Beetle (Chafer) (Manuka) Pyronota festiva
Scientific name: Pyronota festiva
Common name: Manuka Beetle, The Maori called it kerewai, kekerewai or reporepowai from its habit of getting stuck in muddy stream banks (repo = mud, wai = water).
Pyronota festiva is a small native beetle about 10mm long that is a member of the Scarab family. There are several colour variants. There are two species of Pyronota in New Zealand, Pyronota festiva is the more common and it has a brown stripe down the back. P. setosa is the other and it has has a distinctive gold stripe on its back, it is less common.
The Pyronota festiva is very common and is found in large numbers throughout New Zealand. It lives in grass and vegetation habitats. It also lives in and around the soil of Manuka trees (Leptospermum). The adult beetles have been seen swarming on Manuka flowers during the summer hence they are one of the plants pollinators.
Pyronota festiva is now so common that it has now become a ‘pasture pest’ to agricultural grasslands. It eats grassroots and kills patches of pasture in some areas especially on South Island West Coast dairy farms when conditions are right. Heavily affected areas are on the drier sandy soils below the ridge lines on undulating pastures.

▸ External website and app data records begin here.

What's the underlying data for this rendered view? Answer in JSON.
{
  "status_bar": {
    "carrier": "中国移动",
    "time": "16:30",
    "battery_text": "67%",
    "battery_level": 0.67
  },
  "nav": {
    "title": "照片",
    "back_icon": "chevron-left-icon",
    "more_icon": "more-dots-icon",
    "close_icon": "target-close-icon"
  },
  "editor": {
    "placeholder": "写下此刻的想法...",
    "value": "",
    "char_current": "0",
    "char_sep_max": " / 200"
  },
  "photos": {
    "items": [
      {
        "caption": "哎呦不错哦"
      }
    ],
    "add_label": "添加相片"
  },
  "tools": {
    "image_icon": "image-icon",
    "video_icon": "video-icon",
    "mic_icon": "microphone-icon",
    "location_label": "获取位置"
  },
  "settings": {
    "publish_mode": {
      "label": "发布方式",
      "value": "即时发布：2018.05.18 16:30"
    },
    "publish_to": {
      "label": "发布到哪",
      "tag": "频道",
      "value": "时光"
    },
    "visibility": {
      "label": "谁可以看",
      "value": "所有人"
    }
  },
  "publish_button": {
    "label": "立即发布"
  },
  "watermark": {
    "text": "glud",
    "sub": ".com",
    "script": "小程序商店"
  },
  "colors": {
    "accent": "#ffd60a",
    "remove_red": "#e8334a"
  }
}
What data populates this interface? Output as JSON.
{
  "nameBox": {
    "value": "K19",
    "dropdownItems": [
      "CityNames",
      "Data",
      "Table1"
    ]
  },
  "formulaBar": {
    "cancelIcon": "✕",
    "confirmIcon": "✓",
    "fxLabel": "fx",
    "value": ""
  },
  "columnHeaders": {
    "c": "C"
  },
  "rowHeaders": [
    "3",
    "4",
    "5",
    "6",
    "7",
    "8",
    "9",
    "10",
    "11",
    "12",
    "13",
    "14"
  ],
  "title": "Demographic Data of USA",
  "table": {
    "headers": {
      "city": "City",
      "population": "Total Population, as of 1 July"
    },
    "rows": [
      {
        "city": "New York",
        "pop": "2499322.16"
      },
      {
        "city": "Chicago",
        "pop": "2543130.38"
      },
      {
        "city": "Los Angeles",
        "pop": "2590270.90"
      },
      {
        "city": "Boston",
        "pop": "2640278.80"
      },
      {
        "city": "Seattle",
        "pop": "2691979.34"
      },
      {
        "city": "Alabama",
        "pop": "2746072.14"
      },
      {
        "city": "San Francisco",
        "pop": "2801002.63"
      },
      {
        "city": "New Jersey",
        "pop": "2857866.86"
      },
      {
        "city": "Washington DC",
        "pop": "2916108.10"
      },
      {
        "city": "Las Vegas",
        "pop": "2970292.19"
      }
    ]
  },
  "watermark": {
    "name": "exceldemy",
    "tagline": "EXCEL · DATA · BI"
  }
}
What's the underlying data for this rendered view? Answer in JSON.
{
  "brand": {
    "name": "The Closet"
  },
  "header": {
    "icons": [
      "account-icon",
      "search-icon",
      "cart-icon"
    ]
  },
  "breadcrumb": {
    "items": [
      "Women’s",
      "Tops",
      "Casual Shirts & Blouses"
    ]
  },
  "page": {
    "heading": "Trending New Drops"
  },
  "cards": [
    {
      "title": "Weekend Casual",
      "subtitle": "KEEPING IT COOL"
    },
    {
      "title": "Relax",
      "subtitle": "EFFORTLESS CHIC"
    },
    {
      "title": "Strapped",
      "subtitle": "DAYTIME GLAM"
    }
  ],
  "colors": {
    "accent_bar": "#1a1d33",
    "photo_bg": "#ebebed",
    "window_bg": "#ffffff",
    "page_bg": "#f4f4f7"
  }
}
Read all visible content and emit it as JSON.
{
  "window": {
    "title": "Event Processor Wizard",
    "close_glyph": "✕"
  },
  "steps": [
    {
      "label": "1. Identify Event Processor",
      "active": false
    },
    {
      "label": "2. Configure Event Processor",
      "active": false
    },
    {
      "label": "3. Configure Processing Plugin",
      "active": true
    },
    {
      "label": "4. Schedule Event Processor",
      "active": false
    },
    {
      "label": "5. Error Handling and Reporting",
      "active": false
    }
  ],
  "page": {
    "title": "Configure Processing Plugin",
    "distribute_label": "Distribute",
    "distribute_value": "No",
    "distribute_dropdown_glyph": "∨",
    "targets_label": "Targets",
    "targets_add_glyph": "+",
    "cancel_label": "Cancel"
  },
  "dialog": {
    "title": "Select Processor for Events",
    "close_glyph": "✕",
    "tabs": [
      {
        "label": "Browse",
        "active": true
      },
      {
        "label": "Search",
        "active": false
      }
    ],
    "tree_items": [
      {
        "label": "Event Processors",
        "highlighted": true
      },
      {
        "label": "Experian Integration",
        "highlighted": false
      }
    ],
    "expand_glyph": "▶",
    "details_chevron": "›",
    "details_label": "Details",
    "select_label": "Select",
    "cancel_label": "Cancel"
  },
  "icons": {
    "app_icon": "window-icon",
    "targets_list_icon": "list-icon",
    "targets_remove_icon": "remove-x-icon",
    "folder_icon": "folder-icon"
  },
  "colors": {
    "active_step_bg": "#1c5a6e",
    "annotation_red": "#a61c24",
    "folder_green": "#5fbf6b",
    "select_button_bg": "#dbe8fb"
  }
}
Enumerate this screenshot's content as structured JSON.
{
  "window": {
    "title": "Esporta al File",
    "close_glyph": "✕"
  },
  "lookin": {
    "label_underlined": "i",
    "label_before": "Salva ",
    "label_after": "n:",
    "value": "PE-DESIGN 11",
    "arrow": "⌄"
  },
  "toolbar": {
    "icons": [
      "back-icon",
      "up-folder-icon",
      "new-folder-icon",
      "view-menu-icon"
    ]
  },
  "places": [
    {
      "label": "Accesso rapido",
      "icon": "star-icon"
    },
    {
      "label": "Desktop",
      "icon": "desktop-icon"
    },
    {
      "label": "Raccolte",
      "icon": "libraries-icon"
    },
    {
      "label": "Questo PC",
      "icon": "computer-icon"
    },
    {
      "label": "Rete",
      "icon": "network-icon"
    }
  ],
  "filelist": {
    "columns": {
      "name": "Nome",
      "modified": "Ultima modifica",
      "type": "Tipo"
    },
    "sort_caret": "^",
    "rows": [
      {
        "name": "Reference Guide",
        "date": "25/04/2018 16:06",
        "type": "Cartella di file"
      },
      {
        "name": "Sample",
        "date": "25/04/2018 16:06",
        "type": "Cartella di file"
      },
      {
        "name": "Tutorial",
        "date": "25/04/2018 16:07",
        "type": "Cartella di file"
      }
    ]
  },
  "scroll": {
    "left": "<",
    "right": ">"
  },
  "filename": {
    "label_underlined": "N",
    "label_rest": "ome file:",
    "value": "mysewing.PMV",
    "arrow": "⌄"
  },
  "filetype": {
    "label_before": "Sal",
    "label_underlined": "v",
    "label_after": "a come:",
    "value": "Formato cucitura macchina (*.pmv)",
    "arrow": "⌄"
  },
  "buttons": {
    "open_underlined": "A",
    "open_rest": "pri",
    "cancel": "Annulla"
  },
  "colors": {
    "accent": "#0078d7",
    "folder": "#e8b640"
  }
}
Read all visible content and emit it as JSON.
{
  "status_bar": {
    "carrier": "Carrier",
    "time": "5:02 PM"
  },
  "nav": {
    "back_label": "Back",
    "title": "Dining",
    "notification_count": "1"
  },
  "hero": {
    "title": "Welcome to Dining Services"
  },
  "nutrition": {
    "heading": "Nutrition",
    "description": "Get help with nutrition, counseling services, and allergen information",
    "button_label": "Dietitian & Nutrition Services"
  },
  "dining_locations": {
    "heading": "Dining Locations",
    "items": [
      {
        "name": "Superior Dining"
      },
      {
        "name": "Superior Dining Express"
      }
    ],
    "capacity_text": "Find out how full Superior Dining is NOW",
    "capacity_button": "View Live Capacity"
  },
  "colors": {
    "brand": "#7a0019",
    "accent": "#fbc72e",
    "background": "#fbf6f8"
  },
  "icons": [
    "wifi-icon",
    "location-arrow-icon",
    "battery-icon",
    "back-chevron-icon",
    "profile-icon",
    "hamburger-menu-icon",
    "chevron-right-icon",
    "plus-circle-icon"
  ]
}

Pyronota festiva can fly relatively long distances and actively seek new areas of pasture to colonise. The female Pyronota festiva lays most of her eggs in January and February, and the larvae damage is in autumn and winter is when they are feeding. Infestations can be heavy and up to 300 larvae per square metre in some locations.
The larvae generally begin feeding in mid-April with pasture damage occurring in the following months.
The underside of Pyronota festiva